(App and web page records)
※

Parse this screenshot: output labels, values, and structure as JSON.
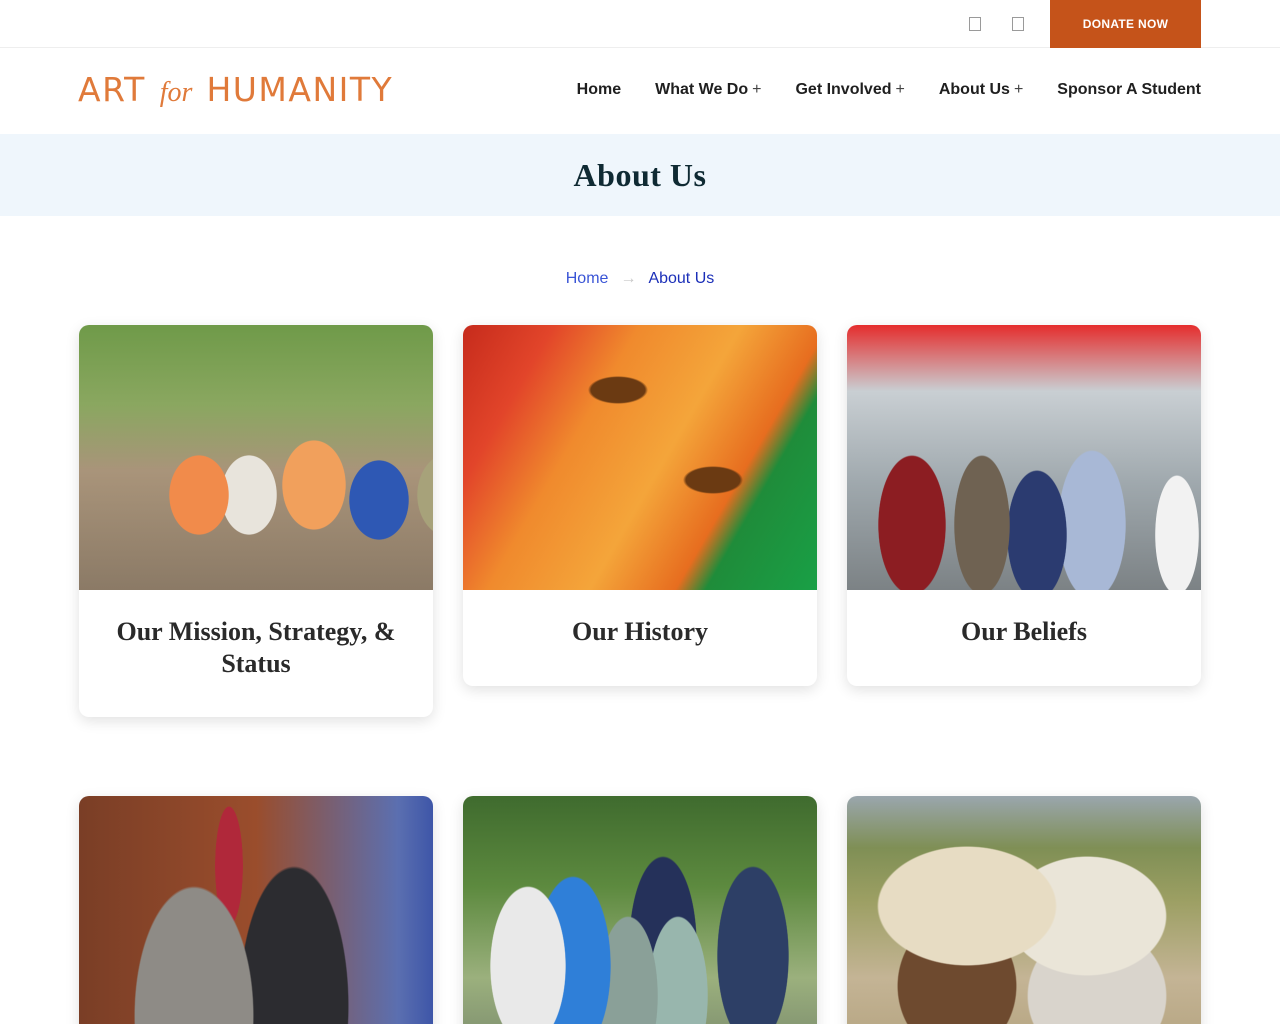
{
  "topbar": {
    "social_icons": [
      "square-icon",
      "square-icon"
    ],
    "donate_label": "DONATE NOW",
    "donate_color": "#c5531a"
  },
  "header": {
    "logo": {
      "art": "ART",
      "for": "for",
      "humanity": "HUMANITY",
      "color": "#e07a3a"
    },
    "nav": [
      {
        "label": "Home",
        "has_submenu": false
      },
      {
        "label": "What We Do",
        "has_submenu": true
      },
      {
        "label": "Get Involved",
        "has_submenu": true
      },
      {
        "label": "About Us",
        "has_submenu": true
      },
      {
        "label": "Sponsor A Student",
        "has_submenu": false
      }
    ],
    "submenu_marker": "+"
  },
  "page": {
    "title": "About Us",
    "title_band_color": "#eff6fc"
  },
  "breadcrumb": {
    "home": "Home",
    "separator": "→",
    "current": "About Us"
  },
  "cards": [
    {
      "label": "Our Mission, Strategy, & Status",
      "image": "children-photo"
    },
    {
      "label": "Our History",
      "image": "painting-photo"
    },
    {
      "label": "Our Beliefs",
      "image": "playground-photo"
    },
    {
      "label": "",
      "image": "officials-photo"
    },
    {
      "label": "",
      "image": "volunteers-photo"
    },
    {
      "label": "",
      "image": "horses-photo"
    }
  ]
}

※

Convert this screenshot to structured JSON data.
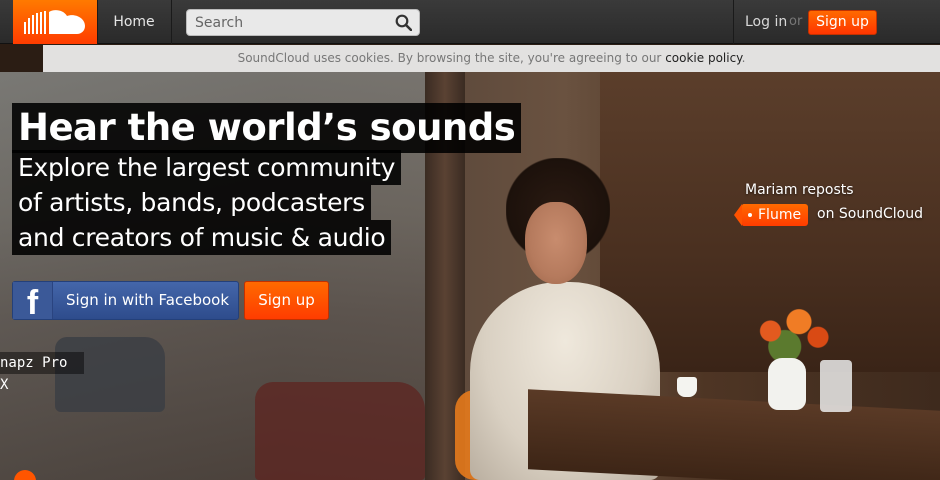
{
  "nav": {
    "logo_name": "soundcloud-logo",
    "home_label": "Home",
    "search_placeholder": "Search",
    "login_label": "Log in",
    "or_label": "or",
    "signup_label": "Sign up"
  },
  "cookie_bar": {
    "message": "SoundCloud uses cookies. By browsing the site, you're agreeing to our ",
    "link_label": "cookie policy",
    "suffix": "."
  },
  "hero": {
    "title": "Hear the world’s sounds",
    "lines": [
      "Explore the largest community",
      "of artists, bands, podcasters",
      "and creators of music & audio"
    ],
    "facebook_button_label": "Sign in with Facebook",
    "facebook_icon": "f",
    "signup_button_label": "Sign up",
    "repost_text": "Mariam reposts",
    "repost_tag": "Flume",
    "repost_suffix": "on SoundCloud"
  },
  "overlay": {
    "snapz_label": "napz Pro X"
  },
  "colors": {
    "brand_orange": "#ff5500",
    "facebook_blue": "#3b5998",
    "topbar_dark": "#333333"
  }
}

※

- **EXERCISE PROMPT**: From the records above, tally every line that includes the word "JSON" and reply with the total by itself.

- **ANSWER BELOW**: 2